There are four statutes involved here, the constitutionality of which cannot now be successfully attacked. They are, in the order of the indictment, Sections 4742(a), 4704(a), 4705(a) and 4744(a)(2), 26 U.S.C. The application of one of these sections, 4704(a), was before this court in United States v. Clark, 425 F.2d 827, 829-830 (1970), and was held constitutional, as was Section 4705(a) in respect to heroin by Minor v. United States, 396 U.S. 87, 90 S. Ct. 284, 24 L. Ed. 2d 283 (1969). Section 4744(a)(2) prohibits the transfer or sale of marihuana without payment of the tax and provides that possession, combined with failure to produce the order form required by Section 4742(a)(2), is presumptive evidence of guilt. For the reasons stated in the opinion of the present writer in Bannister v. United States, supra, 446 F.2d at 1250, we hold that Leary is applicable to the conviction of Hooks on Counts II and VIII. In view of the testimony of Hooks that he was acting as a de facto United States narcotics agent, we remand the case to the district court to determine whether he waived knowingly his right to assert his complete defense to prosecution based on his privilege against self-incrimination, see Johnson v. Zerbst, 304 U.S. 458, 464, 58 S. Ct. 1019, 82 L. Ed. 1461 (1938); Fay v. Noia, 372 U.S. 391, 439, 83 S. Ct. 822, 9 L. Ed. 2d 837 (1963); cf. Sanders v. United States, 373 U.S. 1, 18, 83 S. Ct. 1068, 10 L. Ed. 2d 148 (1963).

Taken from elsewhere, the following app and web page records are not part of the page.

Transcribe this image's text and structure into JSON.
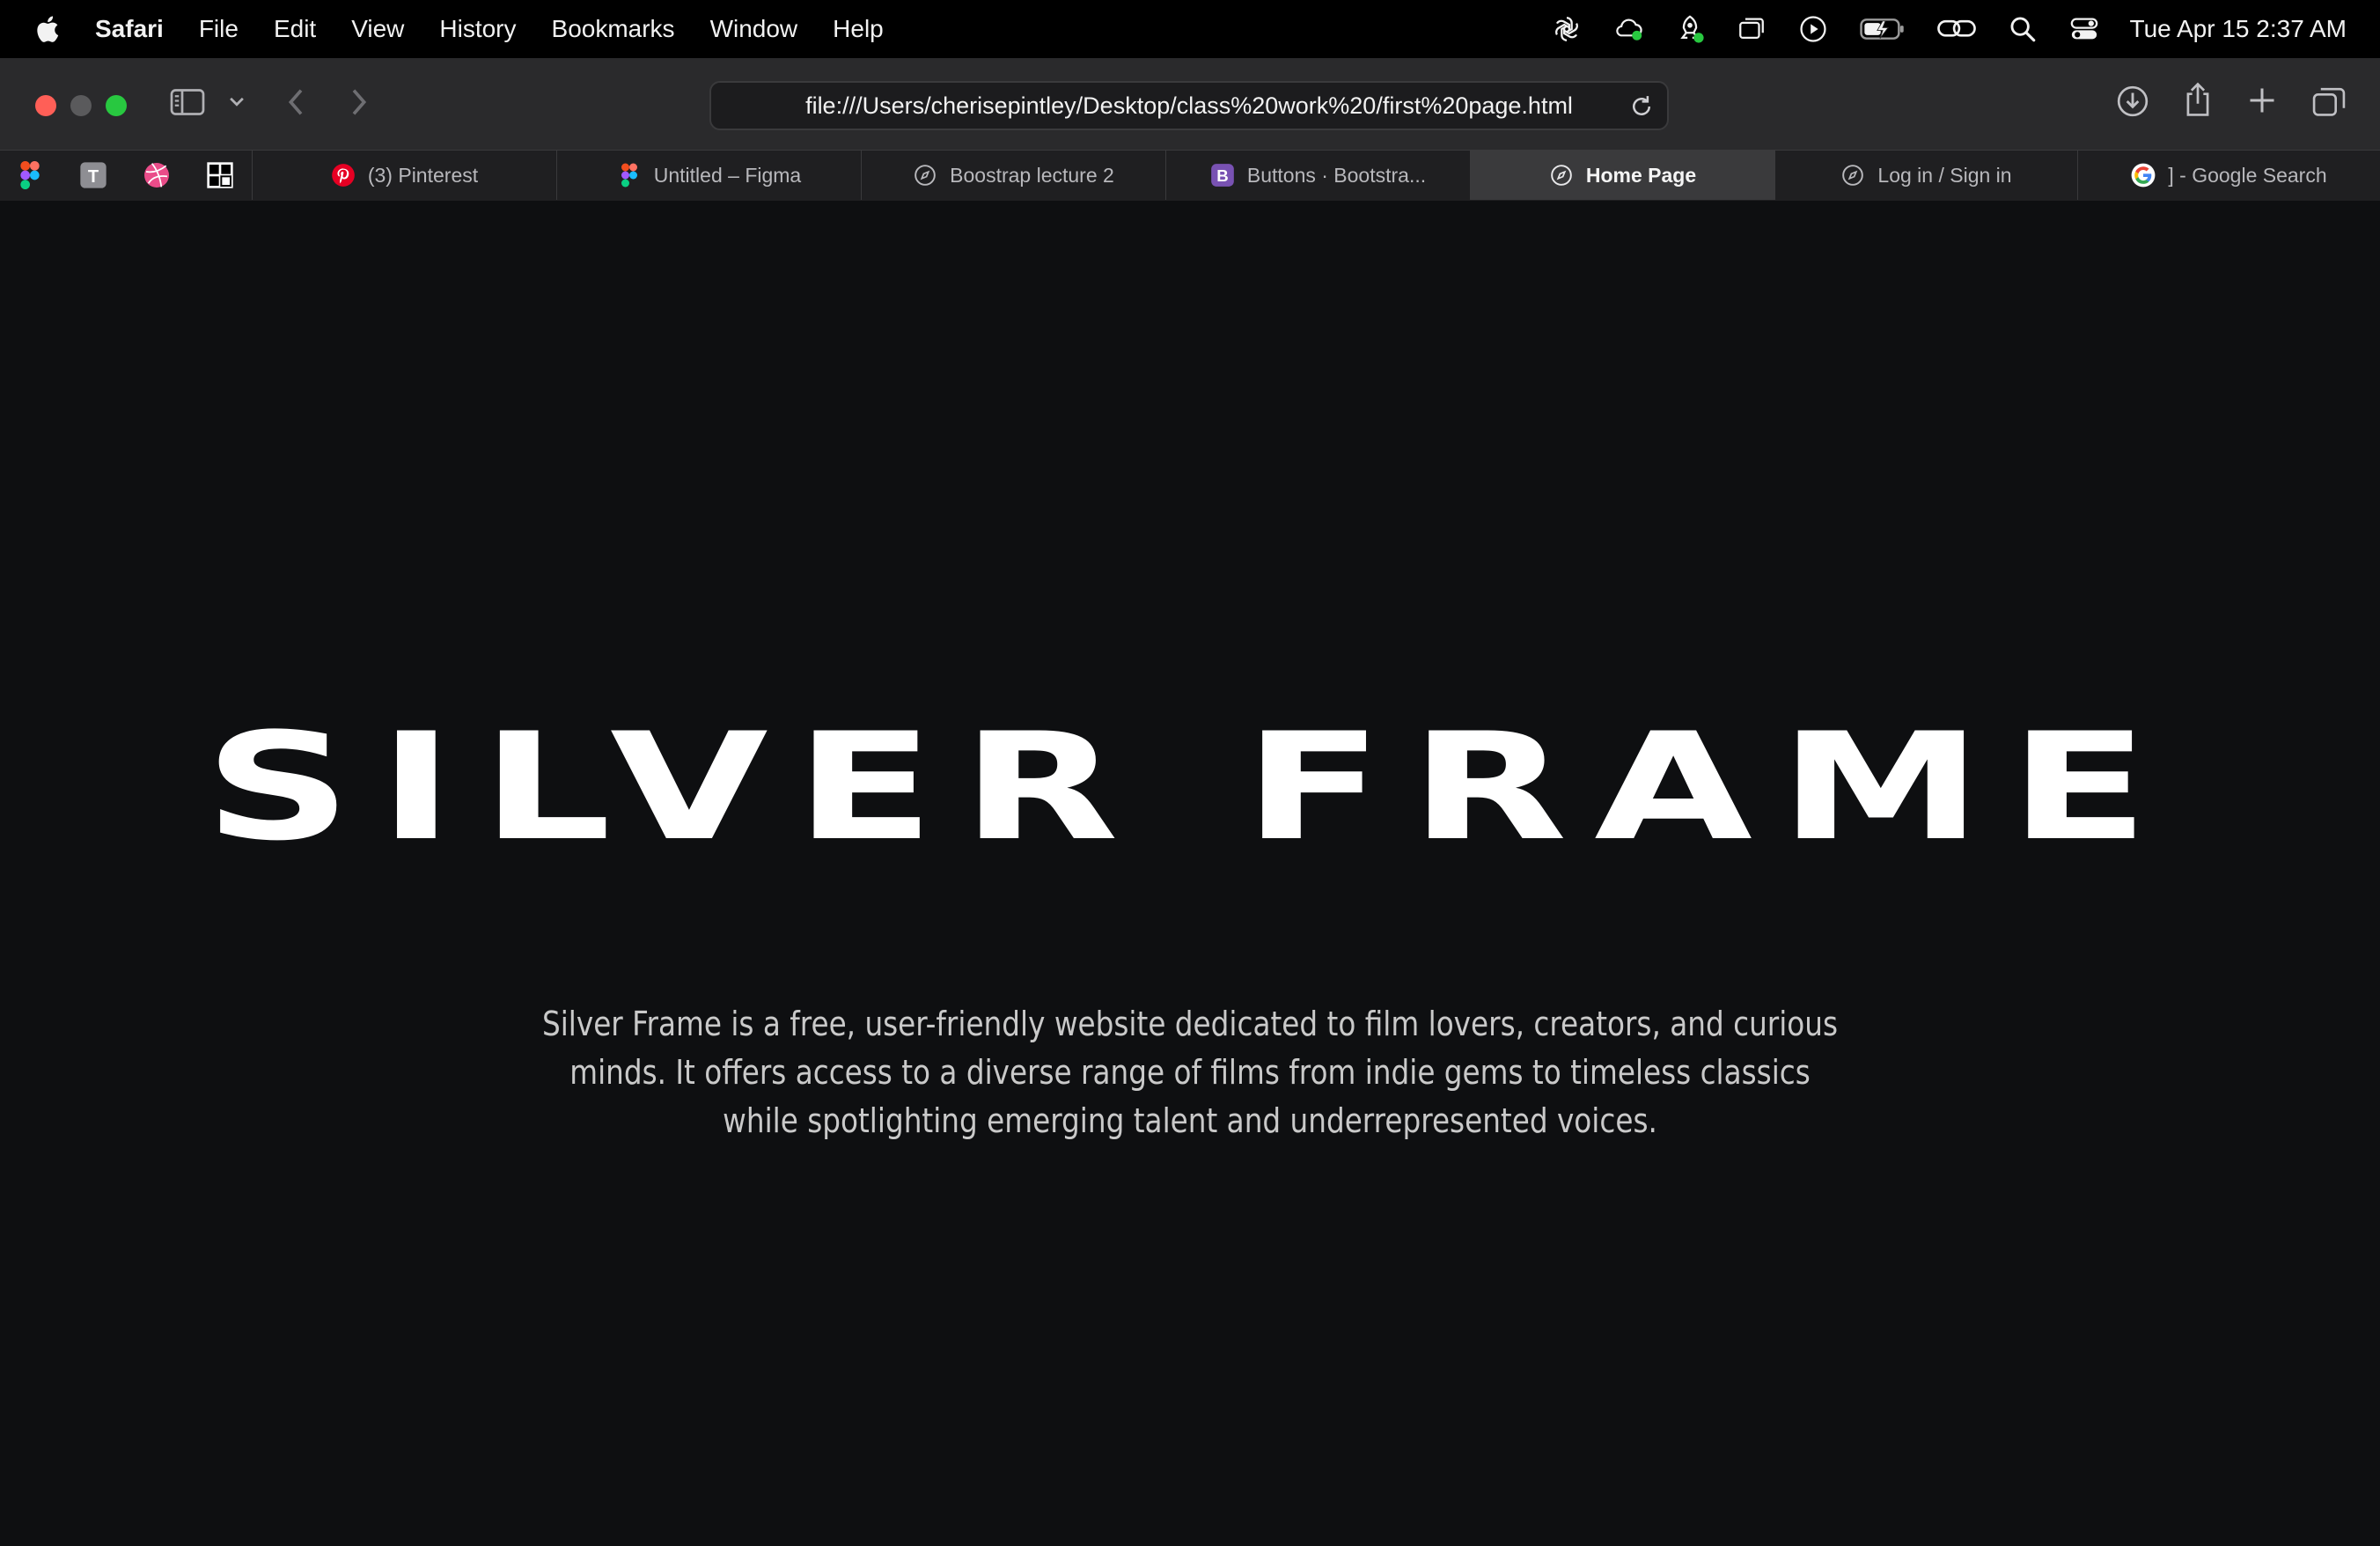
{
  "menubar": {
    "app_name": "Safari",
    "items": [
      "File",
      "Edit",
      "View",
      "History",
      "Bookmarks",
      "Window",
      "Help"
    ],
    "clock": "Tue Apr 15  2:37 AM",
    "status_icons": [
      "chatgpt-icon",
      "cloud-sync-icon",
      "rocket-icon",
      "screens-icon",
      "play-icon",
      "battery-charging-icon",
      "link-icon",
      "spotlight-search-icon",
      "control-center-icon"
    ]
  },
  "toolbar": {
    "url": "file:///Users/cherisepintley/Desktop/class%20work%20/first%20page.html"
  },
  "tabs": {
    "pinned": [
      "figma-icon",
      "t-icon",
      "dribbble-icon",
      "checker-icon"
    ],
    "items": [
      {
        "label": "(3) Pinterest",
        "icon": "pinterest-icon"
      },
      {
        "label": "Untitled – Figma",
        "icon": "figma-icon"
      },
      {
        "label": "Boostrap lecture 2",
        "icon": "compass-icon"
      },
      {
        "label": "Buttons · Bootstra...",
        "icon": "bootstrap-icon"
      },
      {
        "label": "Home Page",
        "icon": "compass-icon",
        "active": true
      },
      {
        "label": "Log in / Sign in",
        "icon": "compass-icon"
      },
      {
        "label": "] - Google Search",
        "icon": "google-icon"
      }
    ]
  },
  "page": {
    "title": "SILVER FRAME",
    "description": "Silver Frame is a free, user-friendly website dedicated to film lovers, creators, and curious minds. It offers access to a diverse range of films from indie gems to timeless classics while spotlighting emerging talent and underrepresented voices."
  }
}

Other points raised by Hooks do not require discussion.
The judgments of conviction on Counts I, III, IV, V, and VI will be affirmed, and the case will be remanded to the district court for further proceedings as to Counts II and VIII in accordance with this opinion.

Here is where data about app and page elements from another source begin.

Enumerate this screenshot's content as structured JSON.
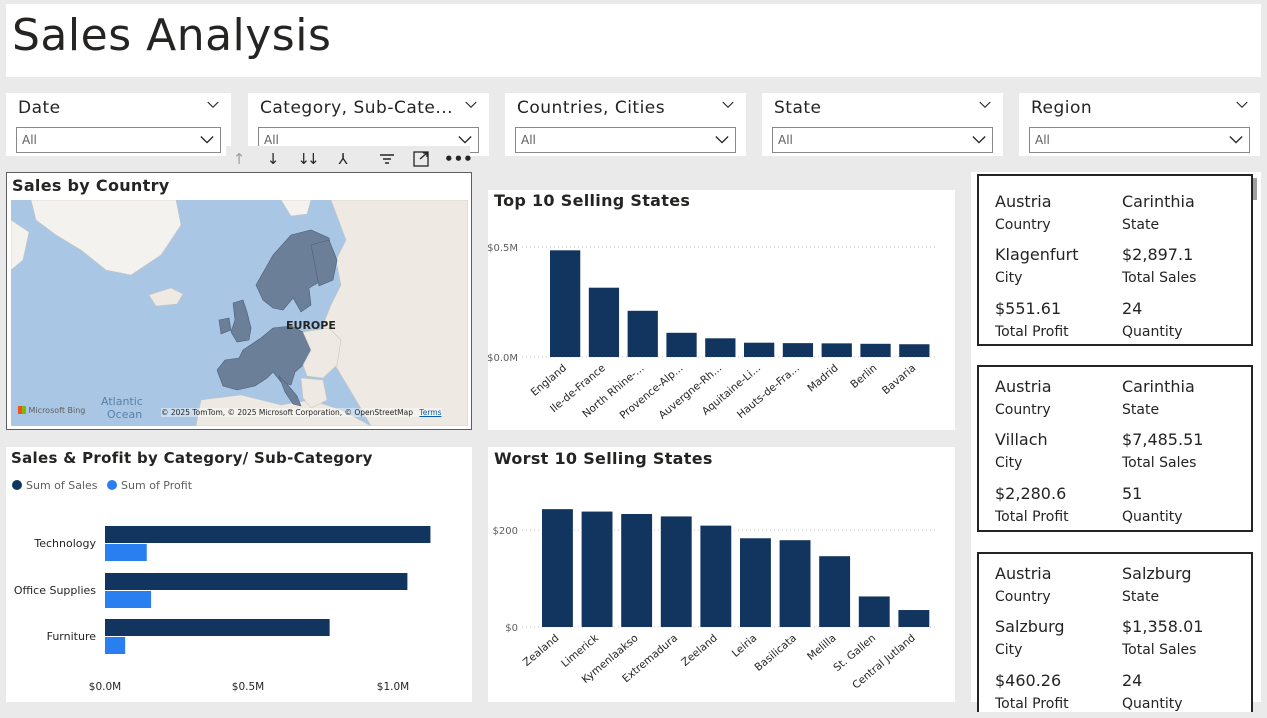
{
  "page": {
    "title": "Sales Analysis"
  },
  "slicers": [
    {
      "title": "Date",
      "value": "All"
    },
    {
      "title": "Category, Sub-Cate...",
      "value": "All"
    },
    {
      "title": "Countries, Cities",
      "value": "All"
    },
    {
      "title": "State",
      "value": "All"
    },
    {
      "title": "Region",
      "value": "All"
    }
  ],
  "toolbar_icons": [
    "drill-up-icon",
    "drill-down-icon",
    "expand-all-down-icon",
    "expand-hierarchy-icon",
    "filter-icon",
    "focus-mode-icon",
    "more-options-icon"
  ],
  "map": {
    "title": "Sales by Country",
    "region_label": "EUROPE",
    "ocean_label_1": "Atlantic",
    "ocean_label_2": "Ocean",
    "bing_logo": "Microsoft Bing",
    "attribution": "© 2025 TomTom, © 2025 Microsoft Corporation, © OpenStreetMap",
    "terms": "Terms"
  },
  "chart_data": [
    {
      "type": "bar",
      "title": "Top 10 Selling States",
      "categories": [
        "England",
        "Ile-de-France",
        "North Rhine-...",
        "Provence-Alp...",
        "Auvergne-Rh...",
        "Aquitaine-Li...",
        "Hauts-de-Fra...",
        "Madrid",
        "Berlin",
        "Bavaria"
      ],
      "tick_labels": [
        "$0.0M",
        "$0.5M"
      ],
      "values": [
        0.485,
        0.315,
        0.21,
        0.11,
        0.085,
        0.065,
        0.063,
        0.062,
        0.06,
        0.058
      ],
      "ylim": [
        0,
        0.5
      ],
      "grid": true
    },
    {
      "type": "bar",
      "title": "Worst 10 Selling States",
      "categories": [
        "Zealand",
        "Limerick",
        "Kymenlaakso",
        "Extremadura",
        "Zeeland",
        "Leiria",
        "Basilicata",
        "Melilla",
        "St. Gallen",
        "Central Jutland"
      ],
      "tick_labels": [
        "$0",
        "$200"
      ],
      "values": [
        243,
        238,
        233,
        228,
        209,
        183,
        179,
        146,
        63,
        35
      ],
      "ylim": [
        0,
        200
      ],
      "grid": true
    },
    {
      "type": "bar",
      "orientation": "horizontal",
      "title": "Sales & Profit by Category/ Sub-Category",
      "categories": [
        "Technology",
        "Office Supplies",
        "Furniture"
      ],
      "tick_labels": [
        "$0.0M",
        "$0.5M",
        "$1.0M"
      ],
      "series": [
        {
          "name": "Sum of Sales",
          "values": [
            1.13,
            1.05,
            0.78
          ],
          "color": "#12355f"
        },
        {
          "name": "Sum of Profit",
          "values": [
            0.145,
            0.16,
            0.07
          ],
          "color": "#2a7ff0"
        }
      ],
      "xlim": [
        0,
        1.0
      ],
      "legend": "top-left"
    }
  ],
  "cards": [
    {
      "country": "Austria",
      "country_lbl": "Country",
      "state": "Carinthia",
      "state_lbl": "State",
      "city": "Klagenfurt",
      "city_lbl": "City",
      "sales": "$2,897.1",
      "sales_lbl": "Total Sales",
      "profit": "$551.61",
      "profit_lbl": "Total Profit",
      "qty": "24",
      "qty_lbl": "Quantity"
    },
    {
      "country": "Austria",
      "country_lbl": "Country",
      "state": "Carinthia",
      "state_lbl": "State",
      "city": "Villach",
      "city_lbl": "City",
      "sales": "$7,485.51",
      "sales_lbl": "Total Sales",
      "profit": "$2,280.6",
      "profit_lbl": "Total Profit",
      "qty": "51",
      "qty_lbl": "Quantity"
    },
    {
      "country": "Austria",
      "country_lbl": "Country",
      "state": "Salzburg",
      "state_lbl": "State",
      "city": "Salzburg",
      "city_lbl": "City",
      "sales": "$1,358.01",
      "sales_lbl": "Total Sales",
      "profit": "$460.26",
      "profit_lbl": "Total Profit",
      "qty": "24",
      "qty_lbl": "Quantity"
    }
  ],
  "colors": {
    "bar": "#12355f",
    "profit": "#2a7ff0",
    "map_land": "#eeeae3",
    "map_water": "#a9c7e4",
    "map_highlight": "#6b7f99"
  }
}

We thank our court-appointed counsel for his vigorous prosecution of ...